The term proposed by Charles Richet in 1905 (when he was elected president of the Society for Psychical Research, London) for phenomena and experiments in psychical research. In his inaugural address he defined metapsychics as "a science dealing with mechanical or psychological phenomena due to forces which seem to be intelligent, or to unknown powers, latent in human intelligence." He divided it into objective and subjective metapsychics, the first dealing with material, external facts; the second with psychic, internal, nonmaterial facts.
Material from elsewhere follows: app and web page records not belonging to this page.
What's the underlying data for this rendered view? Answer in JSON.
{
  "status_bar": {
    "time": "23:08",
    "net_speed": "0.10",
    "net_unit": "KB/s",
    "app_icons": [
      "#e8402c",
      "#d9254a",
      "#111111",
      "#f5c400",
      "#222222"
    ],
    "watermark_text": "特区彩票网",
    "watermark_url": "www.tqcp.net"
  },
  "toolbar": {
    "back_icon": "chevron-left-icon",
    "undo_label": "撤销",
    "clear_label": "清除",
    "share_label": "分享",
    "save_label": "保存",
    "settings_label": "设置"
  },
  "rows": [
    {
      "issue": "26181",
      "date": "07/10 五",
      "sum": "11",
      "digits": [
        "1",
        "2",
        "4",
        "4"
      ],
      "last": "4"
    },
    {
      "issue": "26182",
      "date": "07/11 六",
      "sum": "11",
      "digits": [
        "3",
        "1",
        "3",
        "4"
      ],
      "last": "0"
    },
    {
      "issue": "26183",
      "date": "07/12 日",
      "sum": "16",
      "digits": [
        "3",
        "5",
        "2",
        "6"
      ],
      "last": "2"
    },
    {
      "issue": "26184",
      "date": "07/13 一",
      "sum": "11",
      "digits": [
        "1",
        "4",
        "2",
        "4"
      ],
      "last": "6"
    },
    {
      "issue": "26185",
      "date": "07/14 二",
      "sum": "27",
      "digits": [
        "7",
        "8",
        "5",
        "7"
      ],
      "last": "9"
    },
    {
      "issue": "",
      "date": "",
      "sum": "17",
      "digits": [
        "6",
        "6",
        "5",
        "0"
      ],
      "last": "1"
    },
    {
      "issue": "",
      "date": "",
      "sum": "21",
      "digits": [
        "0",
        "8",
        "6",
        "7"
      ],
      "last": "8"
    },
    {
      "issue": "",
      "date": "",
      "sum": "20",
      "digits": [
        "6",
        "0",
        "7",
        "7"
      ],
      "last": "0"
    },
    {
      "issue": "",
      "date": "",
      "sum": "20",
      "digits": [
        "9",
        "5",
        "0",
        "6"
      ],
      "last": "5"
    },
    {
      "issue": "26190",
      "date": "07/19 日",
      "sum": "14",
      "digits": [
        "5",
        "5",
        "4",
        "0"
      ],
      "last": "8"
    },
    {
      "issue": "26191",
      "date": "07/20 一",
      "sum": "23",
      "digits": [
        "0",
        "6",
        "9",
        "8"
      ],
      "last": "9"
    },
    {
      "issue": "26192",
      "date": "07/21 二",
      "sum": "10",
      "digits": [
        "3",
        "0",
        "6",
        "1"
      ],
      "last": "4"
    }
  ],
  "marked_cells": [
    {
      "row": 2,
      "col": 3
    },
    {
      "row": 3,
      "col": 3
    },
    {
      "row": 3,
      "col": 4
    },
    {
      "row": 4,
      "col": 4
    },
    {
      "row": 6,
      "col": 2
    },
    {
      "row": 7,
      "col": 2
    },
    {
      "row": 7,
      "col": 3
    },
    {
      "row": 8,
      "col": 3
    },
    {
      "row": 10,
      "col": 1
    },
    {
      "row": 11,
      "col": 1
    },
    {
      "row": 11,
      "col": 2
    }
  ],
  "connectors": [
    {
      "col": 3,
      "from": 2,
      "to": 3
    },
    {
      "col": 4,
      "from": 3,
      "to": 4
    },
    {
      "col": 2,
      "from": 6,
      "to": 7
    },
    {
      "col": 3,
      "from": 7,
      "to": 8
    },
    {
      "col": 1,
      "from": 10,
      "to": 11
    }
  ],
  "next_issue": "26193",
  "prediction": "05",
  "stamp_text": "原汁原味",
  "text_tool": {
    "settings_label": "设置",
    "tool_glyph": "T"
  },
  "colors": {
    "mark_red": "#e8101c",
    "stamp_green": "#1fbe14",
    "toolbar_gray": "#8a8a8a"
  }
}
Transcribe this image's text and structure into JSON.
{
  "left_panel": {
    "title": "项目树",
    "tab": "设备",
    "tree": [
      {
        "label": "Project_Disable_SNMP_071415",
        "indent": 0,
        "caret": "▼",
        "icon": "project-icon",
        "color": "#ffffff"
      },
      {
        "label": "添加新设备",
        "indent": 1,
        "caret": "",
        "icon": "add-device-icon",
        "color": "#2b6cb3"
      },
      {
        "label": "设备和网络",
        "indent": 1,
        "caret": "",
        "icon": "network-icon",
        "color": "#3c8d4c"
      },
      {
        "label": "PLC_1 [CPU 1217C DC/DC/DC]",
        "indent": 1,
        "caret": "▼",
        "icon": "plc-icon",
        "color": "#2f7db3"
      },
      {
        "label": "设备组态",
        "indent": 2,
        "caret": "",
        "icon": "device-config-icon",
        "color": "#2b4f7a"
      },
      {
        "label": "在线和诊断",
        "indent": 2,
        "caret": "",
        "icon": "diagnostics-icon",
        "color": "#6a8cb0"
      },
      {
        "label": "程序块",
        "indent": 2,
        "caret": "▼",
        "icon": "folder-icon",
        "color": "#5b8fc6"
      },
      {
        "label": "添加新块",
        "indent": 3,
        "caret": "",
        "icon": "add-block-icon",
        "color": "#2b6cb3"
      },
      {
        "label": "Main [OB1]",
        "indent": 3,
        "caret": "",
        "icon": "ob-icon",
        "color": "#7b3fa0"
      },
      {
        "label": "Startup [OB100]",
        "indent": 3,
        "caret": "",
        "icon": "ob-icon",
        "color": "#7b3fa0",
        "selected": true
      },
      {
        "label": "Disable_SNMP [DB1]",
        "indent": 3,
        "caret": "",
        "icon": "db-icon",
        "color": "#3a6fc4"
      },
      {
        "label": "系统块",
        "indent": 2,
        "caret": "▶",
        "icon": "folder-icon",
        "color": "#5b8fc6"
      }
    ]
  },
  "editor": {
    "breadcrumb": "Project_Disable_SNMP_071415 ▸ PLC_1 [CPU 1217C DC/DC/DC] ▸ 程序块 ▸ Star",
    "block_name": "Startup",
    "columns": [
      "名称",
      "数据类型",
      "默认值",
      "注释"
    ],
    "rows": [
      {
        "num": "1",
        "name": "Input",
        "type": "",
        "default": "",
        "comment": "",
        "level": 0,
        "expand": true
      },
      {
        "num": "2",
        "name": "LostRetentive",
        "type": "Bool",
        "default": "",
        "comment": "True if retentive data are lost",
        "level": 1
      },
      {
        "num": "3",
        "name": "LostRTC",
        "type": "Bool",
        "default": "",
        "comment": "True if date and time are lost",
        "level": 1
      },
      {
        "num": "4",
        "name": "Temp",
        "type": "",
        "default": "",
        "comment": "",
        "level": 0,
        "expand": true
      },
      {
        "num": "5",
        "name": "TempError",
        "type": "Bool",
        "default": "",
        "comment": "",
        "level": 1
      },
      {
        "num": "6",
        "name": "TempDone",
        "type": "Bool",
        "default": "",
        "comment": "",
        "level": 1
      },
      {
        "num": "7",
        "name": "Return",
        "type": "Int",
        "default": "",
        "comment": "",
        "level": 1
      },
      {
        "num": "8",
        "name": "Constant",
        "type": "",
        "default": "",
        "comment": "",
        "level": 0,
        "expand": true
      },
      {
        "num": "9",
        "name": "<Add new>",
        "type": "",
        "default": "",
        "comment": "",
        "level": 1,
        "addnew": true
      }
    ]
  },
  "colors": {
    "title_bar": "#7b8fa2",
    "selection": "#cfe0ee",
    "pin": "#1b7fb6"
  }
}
The term was not generally accepted on the Continent. In Germany, the word "parapsychic" was suggested instead, proposed by Emile Boirac. Richet's colleague Theodore Flournoy preferred "parapsychics," suggesting that Richet's term should be limited to phenomena definitely proved to be supernormal in character. All three terms have been supplanted by "para-psychology."